uk es it fr pt nl
Long Beach ratings
Quality on a good day: 2.0
Consistency of Surf: 2.0
Difficulty Level: 1.0
Crowds: 4.0

Overall: 2.8

See all 18 ratings

Based on 1 vote. Vote


Surf Report Feed

Long Beach Swell Statistics, Spring: All Swell – Any Wind

The figure shows the range of swells directed at Long Beach through a typical northern hemisphere spring, based on 8052 NWW3 model predictions since 2007 (values every 3 hours). The wave model does not forecast surf and wind right at the coast so we have chosen the most applicable grid node based on what we know about Long Beach, and at Long Beach the best grid node is 46 km away (29 miles).

The rose diagram describes the distribution of swell sizes and swell direction, while the graph at the bottom shows the same thing but lacks direction information. Five colours show increasing wave sizes. The smallest swells, less than 0.5m (1.5 feet), high are coloured blue. These occurred only 47% of the time. Green and yellow illustrate increasing swell sizes and biggest swells greater than >3m (>10ft) are shown in red. In both graphs, the area of any colour is proportional to how frequently that size swell occurs.

The diagram suggests that the dominant swell direction, shown by the biggest spokes, was S, whereas the the prevailing wind blows from the SW. Because the wave model grid is out to sea, sometimes a strong offshore wind blows largest waves away from Long Beach and offshore. We lump these in with the no surf category of the bar chart. To keep it simple we don't show these in the rose graph. Because wind determines whether or not waves are good for surfing at Long Beach, you can view an alternative image that shows only the swells that were predicted to coincide with glassy or offshore wind conditions. Over an average northern hemisphere spring, swells large enough to cause clean enough to surf waves at Long Beach run for about 53% of the time.
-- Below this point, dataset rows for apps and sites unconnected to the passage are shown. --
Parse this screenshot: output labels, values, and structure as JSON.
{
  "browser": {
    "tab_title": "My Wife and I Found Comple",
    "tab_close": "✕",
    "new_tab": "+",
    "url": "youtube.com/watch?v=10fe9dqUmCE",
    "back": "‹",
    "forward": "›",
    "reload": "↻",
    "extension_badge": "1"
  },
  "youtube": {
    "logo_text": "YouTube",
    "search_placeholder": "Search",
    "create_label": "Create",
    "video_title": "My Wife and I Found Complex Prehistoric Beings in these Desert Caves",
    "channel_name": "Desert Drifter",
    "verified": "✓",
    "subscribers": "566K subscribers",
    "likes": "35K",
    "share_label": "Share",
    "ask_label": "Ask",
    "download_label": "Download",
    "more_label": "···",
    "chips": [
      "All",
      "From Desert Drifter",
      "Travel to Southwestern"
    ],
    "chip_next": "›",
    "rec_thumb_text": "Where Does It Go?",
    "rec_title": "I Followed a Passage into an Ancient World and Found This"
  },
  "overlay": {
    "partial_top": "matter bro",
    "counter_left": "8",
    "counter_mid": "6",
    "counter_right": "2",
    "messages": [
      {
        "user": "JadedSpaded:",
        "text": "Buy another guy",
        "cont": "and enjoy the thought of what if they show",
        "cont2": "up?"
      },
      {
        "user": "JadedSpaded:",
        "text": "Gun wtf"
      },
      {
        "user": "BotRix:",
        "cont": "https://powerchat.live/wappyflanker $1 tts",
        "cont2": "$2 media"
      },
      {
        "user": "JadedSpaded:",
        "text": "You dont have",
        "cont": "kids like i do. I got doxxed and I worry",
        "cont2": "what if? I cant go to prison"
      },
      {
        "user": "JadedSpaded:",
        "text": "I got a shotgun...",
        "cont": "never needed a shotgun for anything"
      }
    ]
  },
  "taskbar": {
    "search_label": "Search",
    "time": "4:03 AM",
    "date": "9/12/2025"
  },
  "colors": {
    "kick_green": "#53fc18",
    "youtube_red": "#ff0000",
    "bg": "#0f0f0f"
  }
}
IMPORTANT: Beta version feature! Swell heights are open water values from NWW3. There is no attempt to model near-shore effects. Coastal wave heights will generally be less, especially if the break does not have unobstructed exposure to the open ocean.